Development brief: “Just an awesome product, please.”
In its collaboration with U.S. west coast-based automakers, Bosch is employing an unusual approach
Martin Langsch, engineering director at Bosch in the U.S., describes the new kind of development collaboration with west coast-based automakers.
Engineering director Martin Langsch heads a team whose responsibilities include developing the customized software core for the iBooster hardware for customers such as Faraday Future and Tesla. The mechanical engineer joined Bosch in 2002 and has worked at the Plymouth location near Detroit since 2011.
Vision instead of specification
What’s new is that development briefs are now “vision driven.” Instead of detailed specifications, the customer asks Bosch to develop an “awesome” product – simply a “best of breed” braking system. There is no concrete definition of what the end product should look like. Tight timeframes are another aspect developers have had to get used to. For example, Bosch developed a software package in just eight months – instead of the one and a half years it usually takes.

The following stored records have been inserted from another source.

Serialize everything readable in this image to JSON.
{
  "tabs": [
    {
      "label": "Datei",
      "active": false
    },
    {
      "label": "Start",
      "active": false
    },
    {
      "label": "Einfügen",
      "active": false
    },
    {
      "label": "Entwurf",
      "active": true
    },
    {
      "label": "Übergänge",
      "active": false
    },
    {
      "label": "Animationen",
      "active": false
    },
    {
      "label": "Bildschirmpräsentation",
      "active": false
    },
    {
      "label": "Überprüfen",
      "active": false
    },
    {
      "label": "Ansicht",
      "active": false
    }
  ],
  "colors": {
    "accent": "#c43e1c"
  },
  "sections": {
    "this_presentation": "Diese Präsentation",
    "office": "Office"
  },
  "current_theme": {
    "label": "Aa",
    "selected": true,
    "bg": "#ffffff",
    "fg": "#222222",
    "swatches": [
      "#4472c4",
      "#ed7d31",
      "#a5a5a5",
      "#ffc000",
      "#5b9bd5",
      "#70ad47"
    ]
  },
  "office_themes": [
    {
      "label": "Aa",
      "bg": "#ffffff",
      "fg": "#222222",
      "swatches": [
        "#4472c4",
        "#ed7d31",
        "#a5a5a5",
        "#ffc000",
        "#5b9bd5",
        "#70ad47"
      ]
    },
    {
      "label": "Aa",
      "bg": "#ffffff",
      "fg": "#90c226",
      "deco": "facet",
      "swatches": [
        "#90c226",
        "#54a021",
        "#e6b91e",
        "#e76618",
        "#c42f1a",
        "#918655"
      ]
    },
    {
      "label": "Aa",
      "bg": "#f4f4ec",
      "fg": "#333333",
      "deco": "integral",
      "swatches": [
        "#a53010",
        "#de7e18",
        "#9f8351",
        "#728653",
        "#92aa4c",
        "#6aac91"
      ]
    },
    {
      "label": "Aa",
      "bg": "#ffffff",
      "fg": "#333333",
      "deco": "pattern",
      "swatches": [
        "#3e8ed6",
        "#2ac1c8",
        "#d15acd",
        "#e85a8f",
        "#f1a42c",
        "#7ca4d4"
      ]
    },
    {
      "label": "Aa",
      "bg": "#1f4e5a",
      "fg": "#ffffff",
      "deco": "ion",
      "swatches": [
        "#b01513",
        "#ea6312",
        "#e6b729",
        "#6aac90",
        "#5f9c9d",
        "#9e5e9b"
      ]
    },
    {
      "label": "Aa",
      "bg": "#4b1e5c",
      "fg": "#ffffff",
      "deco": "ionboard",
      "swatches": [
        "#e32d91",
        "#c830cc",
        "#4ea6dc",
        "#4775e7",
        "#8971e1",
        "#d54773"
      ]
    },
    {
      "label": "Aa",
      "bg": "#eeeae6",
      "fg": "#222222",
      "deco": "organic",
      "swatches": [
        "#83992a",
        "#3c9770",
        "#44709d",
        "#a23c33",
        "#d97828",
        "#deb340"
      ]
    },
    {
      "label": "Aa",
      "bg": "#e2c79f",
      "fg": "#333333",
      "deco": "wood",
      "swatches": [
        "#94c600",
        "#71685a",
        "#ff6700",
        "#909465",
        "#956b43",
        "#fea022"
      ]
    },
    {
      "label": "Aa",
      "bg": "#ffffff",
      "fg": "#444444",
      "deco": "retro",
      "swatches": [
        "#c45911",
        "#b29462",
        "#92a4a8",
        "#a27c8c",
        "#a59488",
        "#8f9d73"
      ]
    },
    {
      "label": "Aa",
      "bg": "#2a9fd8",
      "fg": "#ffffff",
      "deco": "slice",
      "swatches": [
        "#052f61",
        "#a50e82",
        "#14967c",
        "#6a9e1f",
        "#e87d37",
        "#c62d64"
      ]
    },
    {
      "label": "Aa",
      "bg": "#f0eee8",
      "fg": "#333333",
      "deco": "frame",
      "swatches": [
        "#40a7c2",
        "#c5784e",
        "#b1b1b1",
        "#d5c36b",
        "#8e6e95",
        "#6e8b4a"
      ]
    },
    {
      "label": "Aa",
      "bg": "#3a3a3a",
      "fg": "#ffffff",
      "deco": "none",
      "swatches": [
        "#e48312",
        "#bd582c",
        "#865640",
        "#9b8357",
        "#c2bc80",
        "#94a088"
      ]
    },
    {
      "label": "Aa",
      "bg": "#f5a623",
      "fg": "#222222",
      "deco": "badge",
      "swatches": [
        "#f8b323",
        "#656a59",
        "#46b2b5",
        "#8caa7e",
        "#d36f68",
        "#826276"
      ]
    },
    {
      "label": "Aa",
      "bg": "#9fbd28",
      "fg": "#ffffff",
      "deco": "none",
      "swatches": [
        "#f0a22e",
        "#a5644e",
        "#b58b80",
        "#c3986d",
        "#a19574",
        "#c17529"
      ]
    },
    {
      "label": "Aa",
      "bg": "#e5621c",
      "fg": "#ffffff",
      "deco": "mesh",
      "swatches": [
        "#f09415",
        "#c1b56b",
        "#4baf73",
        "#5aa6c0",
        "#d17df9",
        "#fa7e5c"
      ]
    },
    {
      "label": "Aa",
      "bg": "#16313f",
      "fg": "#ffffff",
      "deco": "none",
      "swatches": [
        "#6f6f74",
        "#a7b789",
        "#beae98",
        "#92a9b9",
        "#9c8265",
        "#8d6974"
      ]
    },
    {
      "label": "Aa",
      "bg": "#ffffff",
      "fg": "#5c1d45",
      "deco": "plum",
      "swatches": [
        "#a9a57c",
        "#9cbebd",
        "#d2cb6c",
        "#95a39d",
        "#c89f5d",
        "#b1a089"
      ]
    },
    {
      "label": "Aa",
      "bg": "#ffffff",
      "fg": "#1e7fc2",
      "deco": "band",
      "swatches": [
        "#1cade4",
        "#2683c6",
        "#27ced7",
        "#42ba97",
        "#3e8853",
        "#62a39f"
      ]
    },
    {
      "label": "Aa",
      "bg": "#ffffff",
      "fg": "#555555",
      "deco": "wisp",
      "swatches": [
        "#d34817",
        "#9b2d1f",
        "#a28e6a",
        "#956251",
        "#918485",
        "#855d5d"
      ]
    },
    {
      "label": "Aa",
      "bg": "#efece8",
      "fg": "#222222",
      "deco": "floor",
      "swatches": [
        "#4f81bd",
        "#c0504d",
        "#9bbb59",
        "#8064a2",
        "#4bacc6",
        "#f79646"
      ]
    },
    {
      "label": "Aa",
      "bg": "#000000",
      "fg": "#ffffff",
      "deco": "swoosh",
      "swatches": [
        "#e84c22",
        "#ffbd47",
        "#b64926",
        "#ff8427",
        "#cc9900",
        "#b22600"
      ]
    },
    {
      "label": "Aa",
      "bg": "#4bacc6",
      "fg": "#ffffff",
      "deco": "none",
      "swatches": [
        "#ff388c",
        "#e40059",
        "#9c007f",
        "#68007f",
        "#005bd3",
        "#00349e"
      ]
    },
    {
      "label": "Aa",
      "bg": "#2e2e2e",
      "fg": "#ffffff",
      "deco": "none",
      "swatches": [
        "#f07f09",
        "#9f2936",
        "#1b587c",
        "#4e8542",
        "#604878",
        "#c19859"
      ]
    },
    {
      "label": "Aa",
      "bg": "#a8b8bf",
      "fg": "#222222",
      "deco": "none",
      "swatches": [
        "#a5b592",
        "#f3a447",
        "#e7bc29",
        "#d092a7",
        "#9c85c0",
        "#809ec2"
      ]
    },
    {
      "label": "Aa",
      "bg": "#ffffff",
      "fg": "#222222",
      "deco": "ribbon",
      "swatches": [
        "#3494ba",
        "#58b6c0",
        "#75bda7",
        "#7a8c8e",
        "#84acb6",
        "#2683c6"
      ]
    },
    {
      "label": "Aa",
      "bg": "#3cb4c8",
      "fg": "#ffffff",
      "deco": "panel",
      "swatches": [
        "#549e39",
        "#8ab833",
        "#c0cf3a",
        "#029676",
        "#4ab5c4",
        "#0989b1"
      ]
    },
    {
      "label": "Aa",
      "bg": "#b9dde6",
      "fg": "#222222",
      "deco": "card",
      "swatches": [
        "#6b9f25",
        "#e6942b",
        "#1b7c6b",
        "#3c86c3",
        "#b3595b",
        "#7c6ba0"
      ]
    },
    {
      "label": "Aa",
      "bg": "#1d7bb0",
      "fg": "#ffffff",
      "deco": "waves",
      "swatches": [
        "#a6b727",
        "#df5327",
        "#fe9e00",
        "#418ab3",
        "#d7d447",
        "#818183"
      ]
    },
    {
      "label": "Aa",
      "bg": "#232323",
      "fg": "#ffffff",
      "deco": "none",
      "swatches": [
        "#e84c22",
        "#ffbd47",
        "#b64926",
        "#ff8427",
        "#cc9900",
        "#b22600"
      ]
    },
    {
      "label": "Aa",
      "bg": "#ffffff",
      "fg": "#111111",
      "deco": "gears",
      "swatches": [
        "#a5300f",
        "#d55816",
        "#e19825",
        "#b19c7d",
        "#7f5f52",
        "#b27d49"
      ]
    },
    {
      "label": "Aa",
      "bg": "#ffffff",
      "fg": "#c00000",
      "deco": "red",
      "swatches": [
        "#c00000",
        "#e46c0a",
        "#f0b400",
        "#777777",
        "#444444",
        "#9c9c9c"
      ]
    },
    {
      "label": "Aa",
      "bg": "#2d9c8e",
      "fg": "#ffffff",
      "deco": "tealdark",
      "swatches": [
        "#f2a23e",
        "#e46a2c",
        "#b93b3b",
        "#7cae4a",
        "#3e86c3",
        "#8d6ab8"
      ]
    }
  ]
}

To meet these new requirements, Bosch also employs the scrum product development method. In this method, the Bosch development team meets with the customer team nearly every week to discuss the status of the project. Their objective is to always have a working prototype, a “product of value,” to present. The customer decides if it corresponds to what they were looking for. If so, the team continues working on the prototype. If not, the product is reworked, or the process restarts from the beginning. Using this iterative process lets Bosch achieve a result faster with its customers.
The scrum method at Bosch in the U.S.
An opportunity to learn together
This method is especially useful if precise objectives have still not been defined when a software development process starts. Due to the nature of the approach, the team may start down one path, only to determine in dialogue with the customer that they’re on the wrong track. For this reason, the development team has to learn to accept failure as a part of daily routine, and as an opportunity to learn. Here, Bosch employs professional methodologists (“scrum masters”), who supervise teams during this process.
Langsch knows that this commitment pays off: “I will never forget the first time I sat in an electric car and experienced the amazing feeling of accelerating from 0 to 100 kilometers per hour in under three seconds. It’s more impressive than any conventional sports car.”
More about the iBooster
iBooster – over the air
The iBooster is constantly collecting data about itself — when it brakes, and how. This stored information is transferred once a day over the air to the automaker’s data center. The manufacturer anonymizes the braking data and sends it to Bosch in Abstatt, Germany, for further analysis.
Over-the-air data technology
Supporting product development
In Abstatt, the data provides valuable insights regarding the use of the iBooster and its lifecycle – key information for further refining the product. For its part, the automaker can use connectivity over the air to update the iBooster software – making new functions available, for example. “To be able to do this, the automaker has to equip the car with the necessary technology – for example, data storage and an internet connection,” says Martin Langsch, engineering director at Bosch.
In its collaboration with U.S. west coast-based automakers, Bosch is employing an unusual approach. Instead of detailed specifications, the brief is to develop an “awesome” product. To do so, Bosch employs the scrum product development method.